The President has the right to pardon criminals for federal crimes with the countersignature of a member of the cabinet. The refusal of a pardon does not need a countersignature.
- can send official messages to the chambers of Parliament;
- appoints the President of the Council of Ministers;
- may appoint up to five senators for life;
- appoints a third of the judges of the Constitutional Court;
- can grant pardons and commutations of sentences;
- can call for new elections for both or only one of the chambers, except during the last six months of his term.
The President of the Republic can refuse to sign laws he deems clearly against the Constitution, while less obvious cases are dealt with later on by the Constitutional Court. If the rejected law is passed again by a majority in the Parliament, however, the President must sign it.
Given his monocratic nature, this organ joins in itself prerogatives that in all other collegial organs are attributed collectively.
The President of Ireland does not possess executive powers: executive powers are held by the Government, which is headed by a Taoiseach (Prime Minister), who is chosen by and accountable to Dáil Éireann (House of Representatives).
The President's powers are principally defined by Article 13 of the Constitution of Ireland. For the most part, these ceremonial duties may be performed only on the authority, and with the binding advice, of the Government.
However, the President has certain reserve powers, also known as "discretionary powers" in Ireland, which can be exercised by the President at his or her discretion – without, or even contrary to, the Government's advice.
The two most politically important discretionary powers are:
The first of these means that a Taoiseach who has been defeated by a vote of no-confidence cannot automatically expect to appeal to the people by calling a general election. The question of whether or not the Taoiseach has lost the confidence of the Dáil could be a discretionary matter for the President to decide – in principle, the President could refuse to dissolve the Dáil on the advice of a Taoiseach who has not yet been defeated in a vote of no-confidence, but who appears likely to be defeated were such a vote to be held. This power has not so far been used, but it could be a crucial power in the event of the collapse of a governing coalition.
By the second of these powers, the President may refuse to assent to legislation passed by Parliament when he or she considers it to be unconstitutional. The President refers the matter to the Supreme Court, which makes the final decision. This power has been used several times by various Presidents.
In addition to these powers, the President has various other discretionary powers in the Constitution, which are of lesser political significance (in normal circumstances). The President may decide to call a referendum on legislation "of great national significance". This power, granted by Article 27 of the Constitution, has not so far been used.
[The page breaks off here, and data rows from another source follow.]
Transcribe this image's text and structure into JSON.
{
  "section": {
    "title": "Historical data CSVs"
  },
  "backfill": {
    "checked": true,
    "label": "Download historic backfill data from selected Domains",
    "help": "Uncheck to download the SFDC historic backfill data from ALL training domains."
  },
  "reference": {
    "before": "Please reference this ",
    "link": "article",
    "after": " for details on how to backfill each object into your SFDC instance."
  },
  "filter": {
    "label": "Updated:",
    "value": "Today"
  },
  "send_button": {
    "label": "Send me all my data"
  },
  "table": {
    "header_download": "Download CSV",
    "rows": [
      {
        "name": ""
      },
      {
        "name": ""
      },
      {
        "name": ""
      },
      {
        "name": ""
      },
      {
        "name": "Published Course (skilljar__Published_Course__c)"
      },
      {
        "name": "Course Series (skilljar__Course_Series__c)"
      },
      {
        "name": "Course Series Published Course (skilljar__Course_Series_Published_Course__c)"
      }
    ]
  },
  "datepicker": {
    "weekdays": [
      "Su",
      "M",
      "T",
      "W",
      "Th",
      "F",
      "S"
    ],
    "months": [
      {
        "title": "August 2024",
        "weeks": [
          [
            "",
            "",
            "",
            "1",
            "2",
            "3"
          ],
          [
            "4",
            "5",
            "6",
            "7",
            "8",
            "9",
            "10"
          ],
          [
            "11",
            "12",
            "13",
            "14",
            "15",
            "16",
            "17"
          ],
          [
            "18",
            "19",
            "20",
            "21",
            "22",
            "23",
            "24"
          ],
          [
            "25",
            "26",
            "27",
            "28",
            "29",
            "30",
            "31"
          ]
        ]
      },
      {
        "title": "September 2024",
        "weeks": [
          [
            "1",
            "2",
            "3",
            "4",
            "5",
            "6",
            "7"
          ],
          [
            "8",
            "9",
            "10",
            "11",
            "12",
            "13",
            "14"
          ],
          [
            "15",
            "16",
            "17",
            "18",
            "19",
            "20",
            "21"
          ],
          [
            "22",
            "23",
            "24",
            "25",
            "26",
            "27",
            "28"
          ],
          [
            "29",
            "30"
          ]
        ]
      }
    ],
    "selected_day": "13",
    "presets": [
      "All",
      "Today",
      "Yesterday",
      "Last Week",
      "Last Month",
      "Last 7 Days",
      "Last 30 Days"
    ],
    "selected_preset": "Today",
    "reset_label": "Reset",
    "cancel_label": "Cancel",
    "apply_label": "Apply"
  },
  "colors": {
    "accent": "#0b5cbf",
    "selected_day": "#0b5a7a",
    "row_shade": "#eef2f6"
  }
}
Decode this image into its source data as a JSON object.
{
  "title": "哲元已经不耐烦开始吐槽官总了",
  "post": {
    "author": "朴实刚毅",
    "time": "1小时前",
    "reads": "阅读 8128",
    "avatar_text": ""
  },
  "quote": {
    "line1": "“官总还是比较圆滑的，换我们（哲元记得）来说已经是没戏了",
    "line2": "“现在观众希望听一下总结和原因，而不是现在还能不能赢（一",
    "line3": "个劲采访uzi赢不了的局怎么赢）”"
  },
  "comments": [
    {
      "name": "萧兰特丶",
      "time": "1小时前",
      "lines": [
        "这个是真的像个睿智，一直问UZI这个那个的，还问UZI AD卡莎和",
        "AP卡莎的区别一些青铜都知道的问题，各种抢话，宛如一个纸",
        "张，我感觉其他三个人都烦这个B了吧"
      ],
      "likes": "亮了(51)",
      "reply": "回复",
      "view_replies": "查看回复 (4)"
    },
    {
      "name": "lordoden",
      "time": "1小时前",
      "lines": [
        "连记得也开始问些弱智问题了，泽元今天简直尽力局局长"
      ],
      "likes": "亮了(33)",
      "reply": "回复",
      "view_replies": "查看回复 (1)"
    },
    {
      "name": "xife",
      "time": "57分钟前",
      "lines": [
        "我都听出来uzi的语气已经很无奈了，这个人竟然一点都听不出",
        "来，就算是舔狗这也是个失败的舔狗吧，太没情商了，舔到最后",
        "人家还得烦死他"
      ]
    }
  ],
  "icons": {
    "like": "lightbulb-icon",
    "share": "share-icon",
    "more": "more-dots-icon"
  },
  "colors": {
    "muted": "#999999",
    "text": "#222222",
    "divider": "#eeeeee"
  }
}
The President cannot initiate a referendum, but must wait for an application by a majority of the Seanad (Senate) and one-third of the Dáil. Generally, owing to the way in which the Seanad is elected, the Government's coalition controls a majority of the seats, and strong party discipline means that Senators rarely go against their own party, so getting Seanad support for a referendum is difficult. If the Seanad were to be reformed, this power could potentially become much more significant. Similarly, the President has a latent role in resolving disputes between the Dáil and the Seanad. The President may convene a special committee to resolve questions of privilege between the Dáil and the Seanad with regard to Money Bills, and with regard to speeding the passage of urgent bills through the Seanad. Again, owing to the method by which the Seanad is elected, disputes of this nature tend not to emerge in practice.
The exercise of these powers is entirely at the President's discretion, for which the President is neither legally nor politically responsible. However, prior to their exercise, the President is bound, in most cases, to consult the Council of State, an advisory body consisting of a mixture of senior ex-officio and nominated members.